A Brewing Problem

By James Hamblin
James Hamblin
James Hamblin
March 3, 2015 Updated: March 3, 2015

Almost one in three American homes now has a pod-based coffee machine, even though John Sylvan, the inventor of K-Cups, never imagined they would be used outside of offices. Last year K-Cups accounted for most of Keurig Green Mountain’s $4.7 billion in revenue—more than five times what the company made five years prior.

Green Mountain, a company long known for eco-friendly approaches to coffee, acquired Keurig in 2006, even though the company did not change its name to “Keurig Green Mountain” until March of 2014. And indeed, every new K-Cup spin-off product that the company has introduced since 2006 (including the Vue, Bolt, and K-Carafe cups) is recyclable, if a person is willing to disassemble them into paper, plastic, and metal components.

Later this year, in partnership with Coca-Cola, the company will release a machine called “Keurig Cold”.

When Sylvan was bought out of Keurig in 2007, he turned around and bought stock in Green Mountain for $3.20 per share. He sold the stock a couple years ago when it broke $140.

(Vince Bucci/Getty Images)
Today the cups are still not recyclable or biodegradable. (Vince Bucci/Getty Images)

Looking back on his invention, amid increasing public condemnation of K-Cups as a scourge on the planet, Sylvan told me, “I feel bad sometimes that I ever did it.”

Today the cups are still not recyclable or biodegradable.

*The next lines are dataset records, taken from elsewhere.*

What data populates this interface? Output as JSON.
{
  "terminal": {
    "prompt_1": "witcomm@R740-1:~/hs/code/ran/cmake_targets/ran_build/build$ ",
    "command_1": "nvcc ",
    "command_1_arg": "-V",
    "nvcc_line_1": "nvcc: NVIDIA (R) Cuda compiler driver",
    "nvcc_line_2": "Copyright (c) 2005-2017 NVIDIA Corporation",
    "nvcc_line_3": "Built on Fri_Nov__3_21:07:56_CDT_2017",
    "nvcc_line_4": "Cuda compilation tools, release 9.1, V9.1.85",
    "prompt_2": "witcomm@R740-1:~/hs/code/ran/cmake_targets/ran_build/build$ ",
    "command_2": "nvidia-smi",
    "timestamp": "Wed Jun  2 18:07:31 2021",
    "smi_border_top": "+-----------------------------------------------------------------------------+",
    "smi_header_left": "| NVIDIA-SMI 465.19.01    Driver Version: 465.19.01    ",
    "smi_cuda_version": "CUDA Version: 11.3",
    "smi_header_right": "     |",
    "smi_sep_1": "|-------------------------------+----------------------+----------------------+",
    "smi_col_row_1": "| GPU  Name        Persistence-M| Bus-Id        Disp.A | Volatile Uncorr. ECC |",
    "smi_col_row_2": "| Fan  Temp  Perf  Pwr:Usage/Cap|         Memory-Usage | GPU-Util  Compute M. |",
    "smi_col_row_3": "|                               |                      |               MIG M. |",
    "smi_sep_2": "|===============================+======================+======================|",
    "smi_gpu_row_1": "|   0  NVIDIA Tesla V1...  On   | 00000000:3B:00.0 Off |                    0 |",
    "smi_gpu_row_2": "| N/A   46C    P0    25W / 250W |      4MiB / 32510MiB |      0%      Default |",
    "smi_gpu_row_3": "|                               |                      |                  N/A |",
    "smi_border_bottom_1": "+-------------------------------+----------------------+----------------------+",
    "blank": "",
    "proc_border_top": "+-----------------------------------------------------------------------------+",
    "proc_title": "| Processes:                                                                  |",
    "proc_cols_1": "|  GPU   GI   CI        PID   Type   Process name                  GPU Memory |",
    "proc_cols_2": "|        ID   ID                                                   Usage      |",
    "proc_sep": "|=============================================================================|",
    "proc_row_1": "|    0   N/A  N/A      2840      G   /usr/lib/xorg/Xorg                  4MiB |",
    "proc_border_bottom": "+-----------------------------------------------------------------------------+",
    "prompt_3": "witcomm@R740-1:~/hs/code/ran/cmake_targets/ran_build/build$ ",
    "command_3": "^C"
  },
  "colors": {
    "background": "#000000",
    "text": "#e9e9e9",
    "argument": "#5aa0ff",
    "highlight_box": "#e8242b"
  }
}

This article was originally published on www.theatlantic.com. Read the complete article here.

*Image of “K-Cup” via Rob Hainer / Shutterstock.com